EV Charger With Short Circuit Protection
Choosing an EV Charger with short circuit protection is a critical step in ensuring the safety of your vehicle. It can also ensure that you don't get a surprise charge when you park it in a charging station.
Ensure user safety
Ensure user safety with an EV charger with short circuit protection for Electric Vehicle Charger. In order to do this, you must first determine the right charger for your car. Then, you must ensure that the equipment is properly installed and safety tested.
In addition, you must ensure that you have the proper electrical wiring. This is important, as improperly insulated wires and ineffective wiring can pose a fire hazard.
Another important consideration is the type of circuit breaker. For optimal protection, you should choose a Type B RCD. These types of breakers are fully compliant with IEC 62423, the electrical safety standard.
You should also make sure that the in-cable control box (ICCB) is properly protected. This box relays information between the charger outlet and the vehicle. It also provides over-current protection and under-voltage protection.
Aside from these important features, you should ensure that you purchase a charger that has been certified for safety. The International Electrotechnical Commission (IEC) certification ensures that equipment has been extensively tested.
Address battery-charging demands
EV chargers with Short circuit protection are designed to meet the demands of battery-charging. These devices protect from overheating and fires. They also make it easier to monitor the status of a charging station. They can also allow employees to schedule and make payments remotely.
Electricity is cleaner, more efficient, and cheaper than gasoline. In addition, it is generated from renewable energy. It is domestically produced. It is cost-steady. If an employer is serious about workplace charging, he or she should follow a few guidelines to ensure the safety of employees and protect the environment.
Charging stations have to be engineered to withstand harsh environmental conditions. They must also be protected from overvoltages and ground faults. A level 2 charging station is recommended for electric vehicles. They use standard 120V outlets.
When a charger is installed, an electrical contractor should perform an inspection. He or she should also obtain permits from local authorities. These requirements may vary depending on the location.
Ensure public safety
Ensure public safety with an EV charger with a short circuit protection mechanism. This is especially true when it comes to using a portable cord to recharge your EV. Make sure your cord is in good shape and that the outlet is designed for outdoor use.
The old adage goes that you shouldn't count on the manufacturer of your EV charging equipment to do the heavy lifting when it comes to protecting your investment. Fortunately, the manufacturers of the EV charging equipment with Portable Power Station are taking care of this important aspect by investing in third party testing.
Aside from testing the products that they manufacture, manufacturers have to consider other factors, such as the quality of the electricity that they sell. This includes ensuring that all of their devices are in the aforementioned best practice category. It also means that a significant portion of their manufacturing budget will be dedicated to ensuring public safety. With this in mind, manufacturers are using the best practices and the most modern testing equipment to ensure that their products are up to snuff.
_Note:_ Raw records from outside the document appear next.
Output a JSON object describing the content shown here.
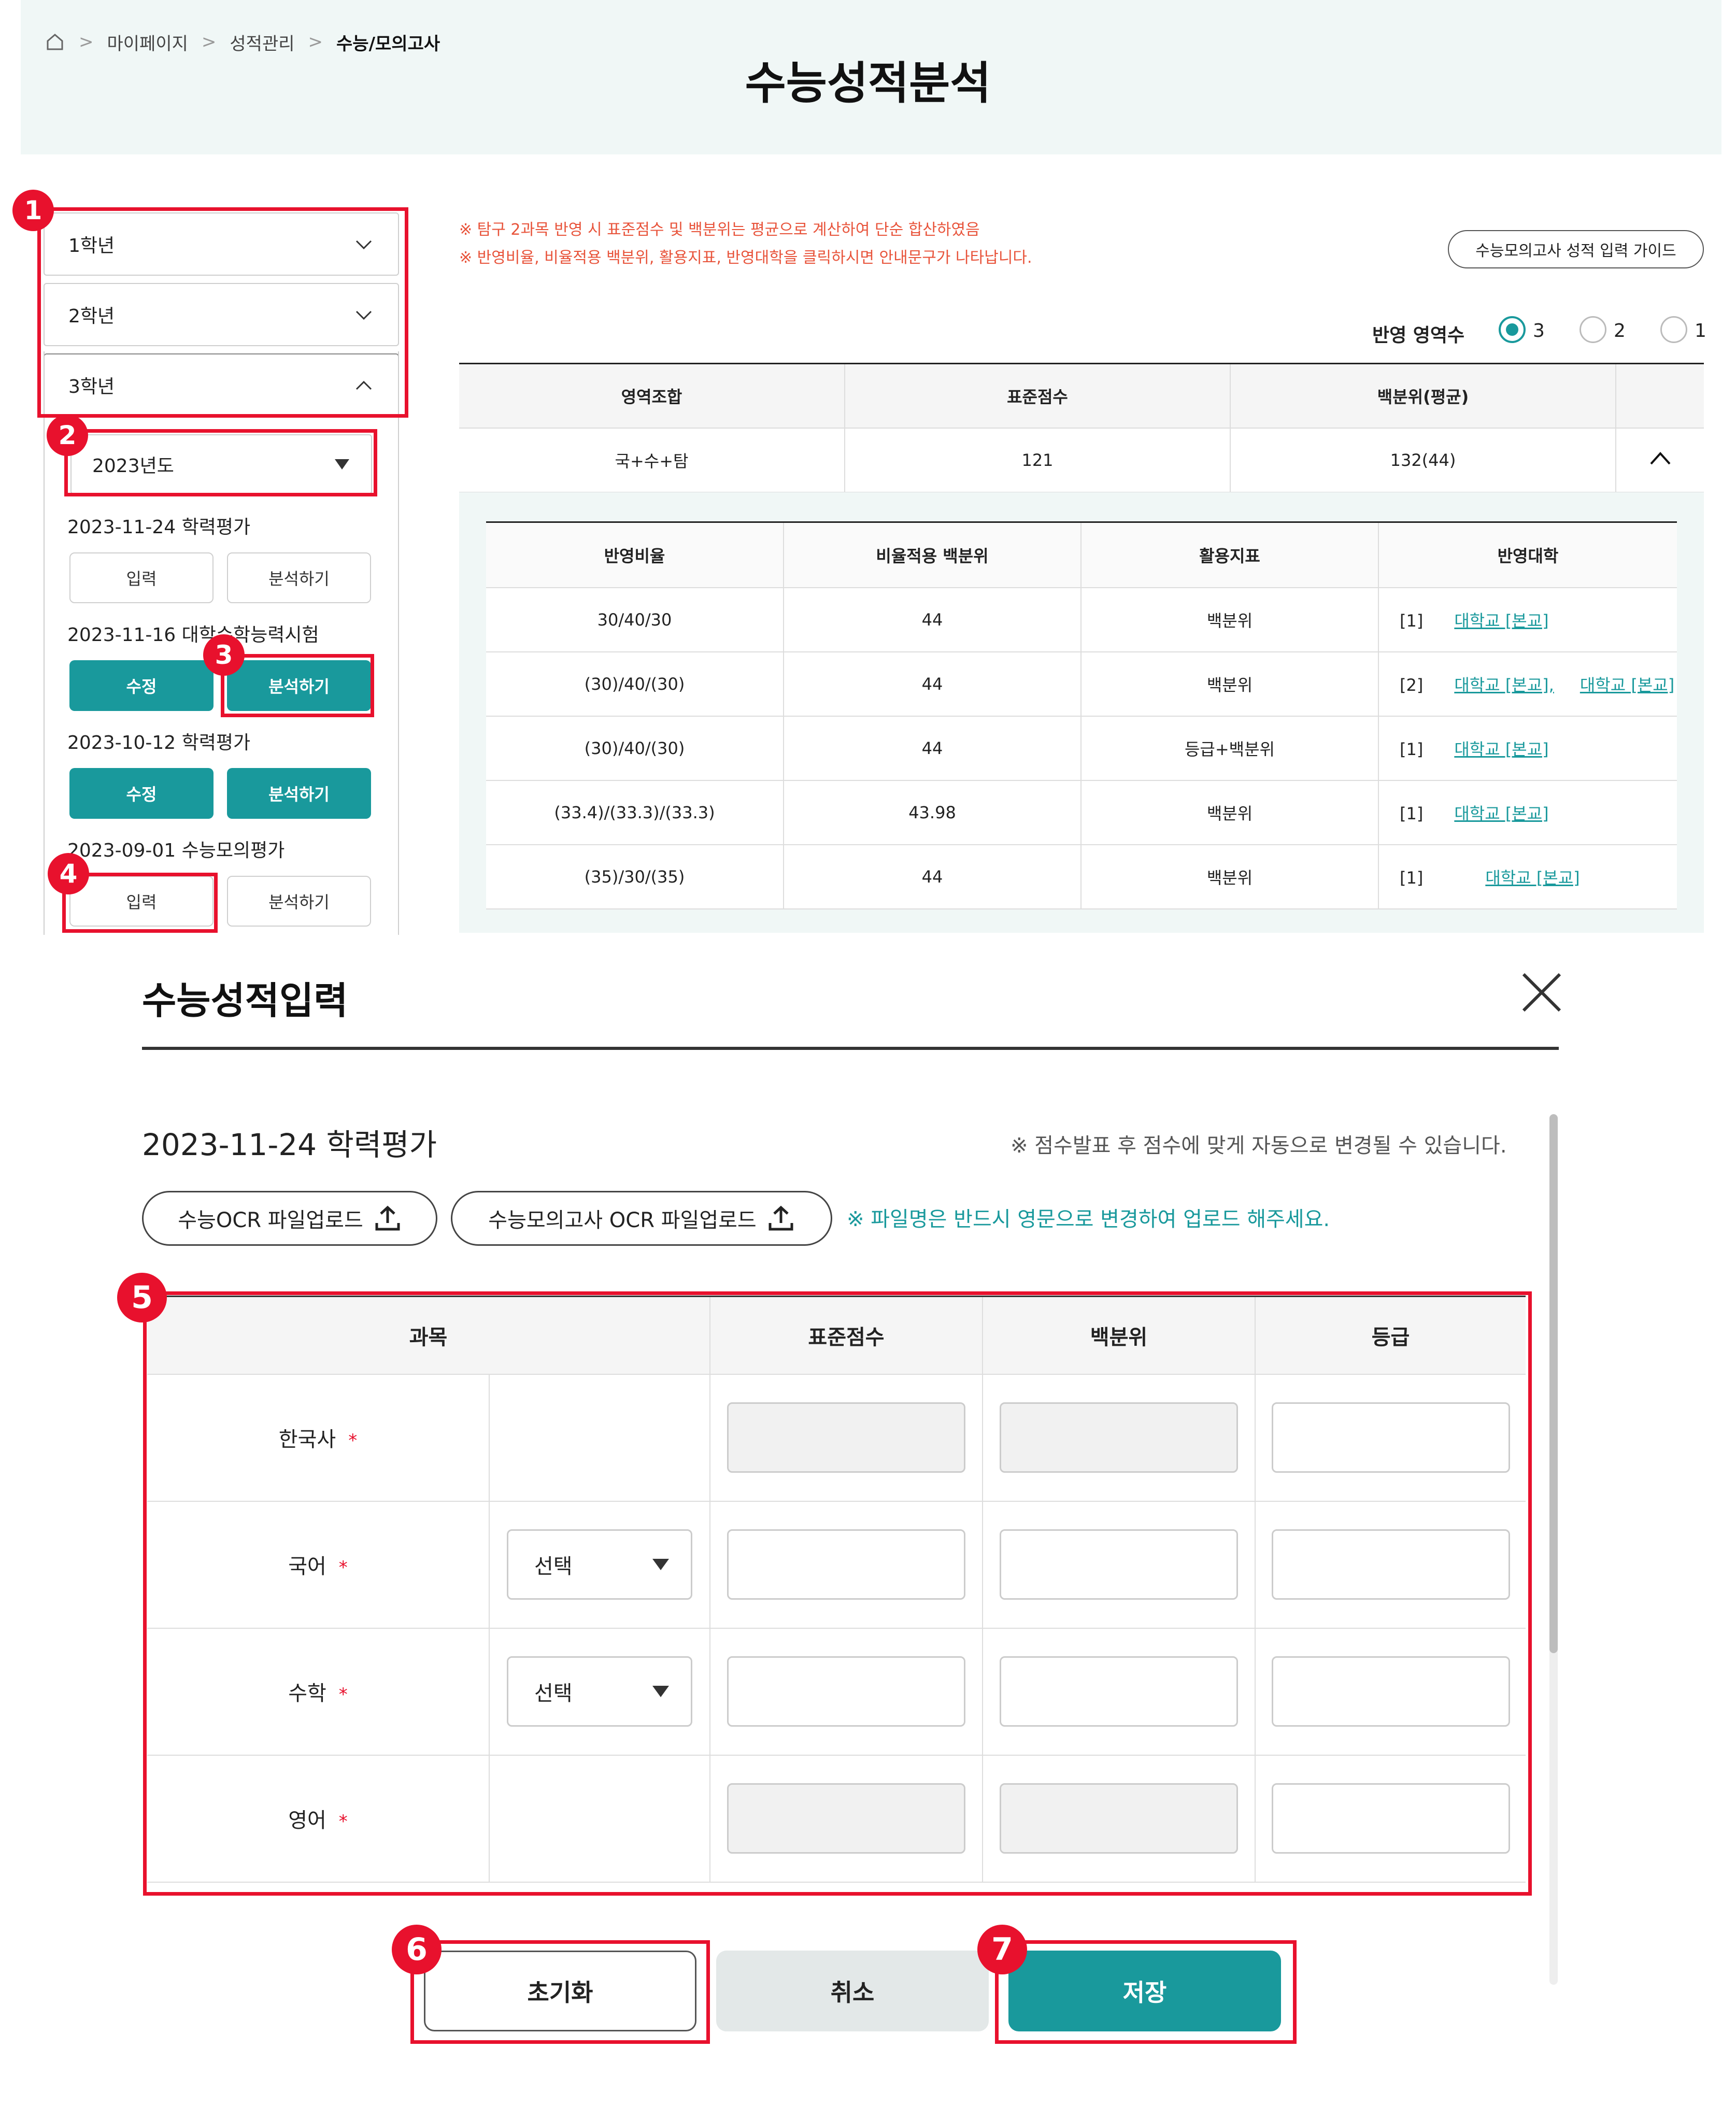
{
  "breadcrumb": {
    "home": "home-icon",
    "items": [
      "마이페이지",
      "성적관리",
      "수능/모의고사"
    ],
    "separator": ">"
  },
  "page_title": "수능성적분석",
  "accordion": [
    {
      "label": "1학년",
      "state": "collapsed"
    },
    {
      "label": "2학년",
      "state": "collapsed"
    },
    {
      "label": "3학년",
      "state": "expanded"
    }
  ],
  "year_select": {
    "value": "2023년도"
  },
  "exams": [
    {
      "title": "2023-11-24 학력평가",
      "b1": "입력",
      "b2": "분석하기"
    },
    {
      "title": "2023-11-16 대학수학능력시험",
      "b1": "수정",
      "b2": "분석하기"
    },
    {
      "title": "2023-10-12 학력평가",
      "b1": "수정",
      "b2": "분석하기"
    },
    {
      "title": "2023-09-01 수능모의평가",
      "b1": "입력",
      "b2": "분석하기"
    }
  ],
  "notes": [
    "※ 탐구 2과목 반영 시 표준점수 및 백분위는 평균으로 계산하여 단순 합산하였음",
    "※ 반영비율, 비율적용 백분위, 활용지표, 반영대학을 클릭하시면 안내문구가 나타납니다."
  ],
  "guide_button": "수능모의고사 성적 입력 가이드",
  "radio": {
    "label": "반영 영역수",
    "options": [
      "3",
      "2",
      "1"
    ],
    "selected": "3"
  },
  "summary": {
    "headers": [
      "영역조합",
      "표준점수",
      "백분위(평균)"
    ],
    "row": [
      "국+수+탐",
      "121",
      "132(44)"
    ]
  },
  "detail": {
    "headers": [
      "반영비율",
      "비율적용 백분위",
      "활용지표",
      "반영대학"
    ],
    "rows": [
      {
        "ratio": "30/40/30",
        "pct": "44",
        "idx": "백분위",
        "cnt": "[1]",
        "univ": "대학교 [본교]",
        "univ2": ""
      },
      {
        "ratio": "(30)/40/(30)",
        "pct": "44",
        "idx": "백분위",
        "cnt": "[2]",
        "univ": "대학교 [본교],",
        "univ2": "대학교 [본교]"
      },
      {
        "ratio": "(30)/40/(30)",
        "pct": "44",
        "idx": "등급+백분위",
        "cnt": "[1]",
        "univ": "대학교 [본교]",
        "univ2": ""
      },
      {
        "ratio": "(33.4)/(33.3)/(33.3)",
        "pct": "43.98",
        "idx": "백분위",
        "cnt": "[1]",
        "univ": "대학교 [본교]",
        "univ2": ""
      },
      {
        "ratio": "(35)/30/(35)",
        "pct": "44",
        "idx": "백분위",
        "cnt": "[1]",
        "univ": "대학교 [본교]",
        "univ2": ""
      }
    ]
  },
  "badges": [
    "1",
    "2",
    "3",
    "4",
    "5",
    "6",
    "7"
  ],
  "modal": {
    "title": "수능성적입력",
    "exam": "2023-11-24 학력평가",
    "note": "※ 점수발표 후 점수에 맞게 자동으로 변경될 수 있습니다.",
    "upload1": "수능OCR 파일업로드",
    "upload2": "수능모의고사 OCR 파일업로드",
    "upload_icon": "upload-icon",
    "upload_note": "※ 파일명은 반드시 영문으로 변경하여 업로드 해주세요.",
    "headers": [
      "과목",
      "표준점수",
      "백분위",
      "등급"
    ],
    "subjects": [
      {
        "name": "한국사",
        "select": ""
      },
      {
        "name": "국어",
        "select": "선택"
      },
      {
        "name": "수학",
        "select": "선택"
      },
      {
        "name": "영어",
        "select": ""
      }
    ],
    "required_mark": "*",
    "buttons": {
      "reset": "초기화",
      "cancel": "취소",
      "save": "저장"
    }
  },
  "colors": {
    "accent": "#19999c",
    "highlight": "#e8112d",
    "note": "#e8533a"
  }
}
Ensure charging station safety
Ensure charging station safety with EV charger with short circuit protection. Electric vehicle (EV) safety is a growing concern. The EV charging infrastructure is the biggest enabler for a mass EV adoption. The ministry of power is trying to ensure that the charging infrastructure is safe for the public.
The EV charging station needs to be protected from overcurrent, overvoltage, and ground faults. The National Electric Code (NEC) and the UL set these standards. These are based on the IEC 61851 series of standards.
A type B RCD can provide output side protection. In addition, an isolation transformer separates the AC power input from the DC output. It is important to remember that the output side needs protection in the event that DC fault current exceeds six mA.
An in-cable control box is located between the power plug and vehicle connector. The box provides protection for under voltage, over current, and other protections. It relays information between the charger outlet and the vehicle.